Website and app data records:
[Start of Attachment]

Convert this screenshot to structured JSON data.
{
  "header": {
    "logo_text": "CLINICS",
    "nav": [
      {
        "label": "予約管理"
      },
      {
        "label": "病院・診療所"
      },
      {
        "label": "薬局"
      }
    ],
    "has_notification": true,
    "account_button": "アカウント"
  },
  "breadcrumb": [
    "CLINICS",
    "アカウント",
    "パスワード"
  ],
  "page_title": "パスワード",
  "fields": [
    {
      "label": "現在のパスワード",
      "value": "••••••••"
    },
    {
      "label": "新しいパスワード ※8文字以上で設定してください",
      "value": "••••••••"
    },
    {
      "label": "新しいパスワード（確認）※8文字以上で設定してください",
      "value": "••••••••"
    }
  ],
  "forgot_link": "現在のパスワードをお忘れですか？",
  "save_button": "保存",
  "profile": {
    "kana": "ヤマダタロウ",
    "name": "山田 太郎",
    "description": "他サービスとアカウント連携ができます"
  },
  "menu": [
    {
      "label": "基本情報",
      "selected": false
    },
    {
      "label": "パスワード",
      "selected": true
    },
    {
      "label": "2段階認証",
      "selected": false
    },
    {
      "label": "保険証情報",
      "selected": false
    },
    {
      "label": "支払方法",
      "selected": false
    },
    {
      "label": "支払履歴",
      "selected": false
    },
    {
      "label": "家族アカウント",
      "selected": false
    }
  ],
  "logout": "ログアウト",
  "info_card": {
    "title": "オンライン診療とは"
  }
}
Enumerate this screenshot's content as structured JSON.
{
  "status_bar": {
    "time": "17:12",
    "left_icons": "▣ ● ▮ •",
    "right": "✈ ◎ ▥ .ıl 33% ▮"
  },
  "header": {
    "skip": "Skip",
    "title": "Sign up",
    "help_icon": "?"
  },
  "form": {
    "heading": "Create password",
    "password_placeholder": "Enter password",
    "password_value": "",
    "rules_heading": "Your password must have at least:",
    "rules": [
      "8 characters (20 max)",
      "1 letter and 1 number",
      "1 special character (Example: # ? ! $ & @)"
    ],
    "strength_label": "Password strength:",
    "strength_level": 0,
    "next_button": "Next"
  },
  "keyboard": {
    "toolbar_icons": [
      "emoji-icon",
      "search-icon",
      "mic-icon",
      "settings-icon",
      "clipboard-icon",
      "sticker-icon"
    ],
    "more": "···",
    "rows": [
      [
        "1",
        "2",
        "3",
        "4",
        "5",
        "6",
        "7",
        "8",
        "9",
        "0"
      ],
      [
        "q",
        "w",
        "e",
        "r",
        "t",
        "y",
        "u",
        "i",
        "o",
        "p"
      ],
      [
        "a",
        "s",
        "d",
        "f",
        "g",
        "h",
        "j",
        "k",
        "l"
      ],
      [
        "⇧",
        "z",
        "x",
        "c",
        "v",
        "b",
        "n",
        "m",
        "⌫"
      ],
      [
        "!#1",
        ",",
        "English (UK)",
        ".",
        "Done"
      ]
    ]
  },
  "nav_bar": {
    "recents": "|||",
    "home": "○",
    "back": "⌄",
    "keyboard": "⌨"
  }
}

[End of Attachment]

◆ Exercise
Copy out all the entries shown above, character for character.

◆ Written reply
Convert this screenshot to structured JSON data.
{
  "header": {
    "logo_text": "CLINICS",
    "nav": [
      {
        "label": "予約管理"
      },
      {
        "label": "病院・診療所"
      },
      {
        "label": "薬局"
      }
    ],
    "has_notification": true,
    "account_button": "アカウント"
  },
  "breadcrumb": [
    "CLINICS",
    "アカウント",
    "パスワード"
  ],
  "page_title": "パスワード",
  "fields": [
    {
      "label": "現在のパスワード",
      "value": "••••••••"
    },
    {
      "label": "新しいパスワード ※8文字以上で設定してください",
      "value": "••••••••"
    },
    {
      "label": "新しいパスワード（確認）※8文字以上で設定してください",
      "value": "••••••••"
    }
  ],
  "forgot_link": "現在のパスワードをお忘れですか？",
  "save_button": "保存",
  "profile": {
    "kana": "ヤマダタロウ",
    "name": "山田 太郎",
    "description": "他サービスとアカウント連携ができます"
  },
  "menu": [
    {
      "label": "基本情報",
      "selected": false
    },
    {
      "label": "パスワード",
      "selected": true
    },
    {
      "label": "2段階認証",
      "selected": false
    },
    {
      "label": "保険証情報",
      "selected": false
    },
    {
      "label": "支払方法",
      "selected": false
    },
    {
      "label": "支払履歴",
      "selected": false
    },
    {
      "label": "家族アカウント",
      "selected": false
    }
  ],
  "logout": "ログアウト",
  "info_card": {
    "title": "オンライン診療とは"
  }
}
Enumerate this screenshot's content as structured JSON.
{
  "status_bar": {
    "time": "17:12",
    "left_icons": "▣ ● ▮ •",
    "right": "✈ ◎ ▥ .ıl 33% ▮"
  },
  "header": {
    "skip": "Skip",
    "title": "Sign up",
    "help_icon": "?"
  },
  "form": {
    "heading": "Create password",
    "password_placeholder": "Enter password",
    "password_value": "",
    "rules_heading": "Your password must have at least:",
    "rules": [
      "8 characters (20 max)",
      "1 letter and 1 number",
      "1 special character (Example: # ? ! $ & @)"
    ],
    "strength_label": "Password strength:",
    "strength_level": 0,
    "next_button": "Next"
  },
  "keyboard": {
    "toolbar_icons": [
      "emoji-icon",
      "search-icon",
      "mic-icon",
      "settings-icon",
      "clipboard-icon",
      "sticker-icon"
    ],
    "more": "···",
    "rows": [
      [
        "1",
        "2",
        "3",
        "4",
        "5",
        "6",
        "7",
        "8",
        "9",
        "0"
      ],
      [
        "q",
        "w",
        "e",
        "r",
        "t",
        "y",
        "u",
        "i",
        "o",
        "p"
      ],
      [
        "a",
        "s",
        "d",
        "f",
        "g",
        "h",
        "j",
        "k",
        "l"
      ],
      [
        "⇧",
        "z",
        "x",
        "c",
        "v",
        "b",
        "n",
        "m",
        "⌫"
      ],
      [
        "!#1",
        ",",
        "English (UK)",
        ".",
        "Done"
      ]
    ]
  },
  "nav_bar": {
    "recents": "|||",
    "home": "○",
    "back": "⌄",
    "keyboard": "⌨"
  }
}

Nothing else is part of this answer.